Wednesday, January 09, 2008
About 70 sixth graders from Mesa Union School in Somis recently received a up-close environmental lesson on how green waste is recycled in Ventura County. The students, from two science classes at the school, visited the Agromin green waste recycling facility in Oxnard as part of their school's year-long "Garbage to Gardens" project.
The students watched as green waste (leaves, tree limbs, wood, grass clippings) that had been collected throughout Ventura County was dropped off at the site. From there, Agromin employees pick out paper, plastics, metals and other debris. "The kids were surprised about how much trash was thrown away with the green waste," says Michele Waggoner, a teacher and Mesa Union School who is coordinating the "Garbage to Gardens" project. "The students thought it was wrong that people didn't pay attention to what they are putting in their green recycling bins."
Waggoner said her students were also surprised about how many steps it takes to make green waste into finished compost. After the green waste is cleaned of unwanted materials, it is chopped and then laid out into large rows where its temperature increases to about 140 degrees. The level of heat kills most weeds and disease-causing organisms. The piles are turned and watered regularly. Eventually, the green waste turns into dark, rich compost and then made into various soil products.
"The ultimate goal of the project is to teach students how to reduce their environmental impact," says Waggoner. Agromin will provide bags of finished compost to add to school gardens and soil amendments when students plant flower bulbs and vegetable seeds. Students will also make their own compost and send samples to Agromin to test for nitrogen and carbon levels.
The field trip and student studies have already made an impact. "Students try to recycle everything now," says Waggoner. "Students have been collecting dead leaves around campus and the custodians are saving grass clippings. Starbucks is donating used coffee grounds for our composting pile. The project makes them feel connected to the school environment and that they are making a difference."
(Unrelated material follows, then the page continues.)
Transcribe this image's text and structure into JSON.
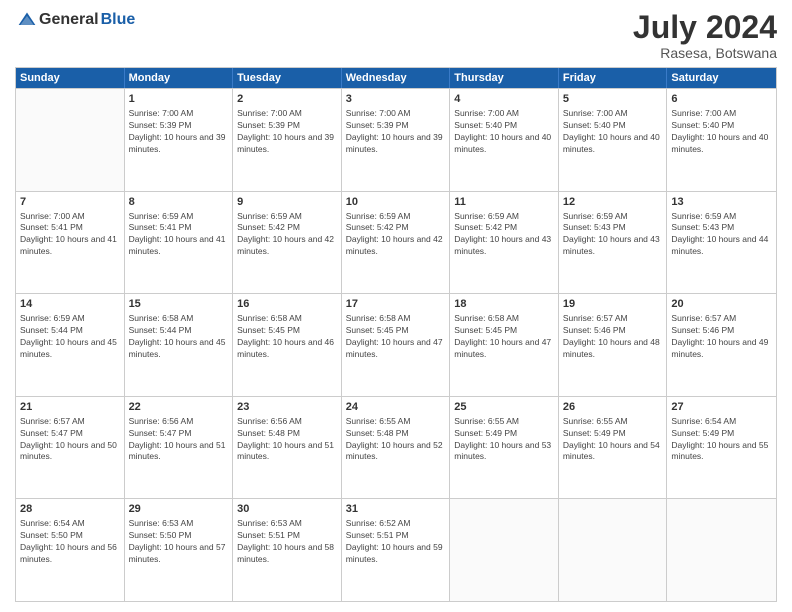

The "Garbage to Gardens" project is funded by a grant from Lowe's Toolbox for Education.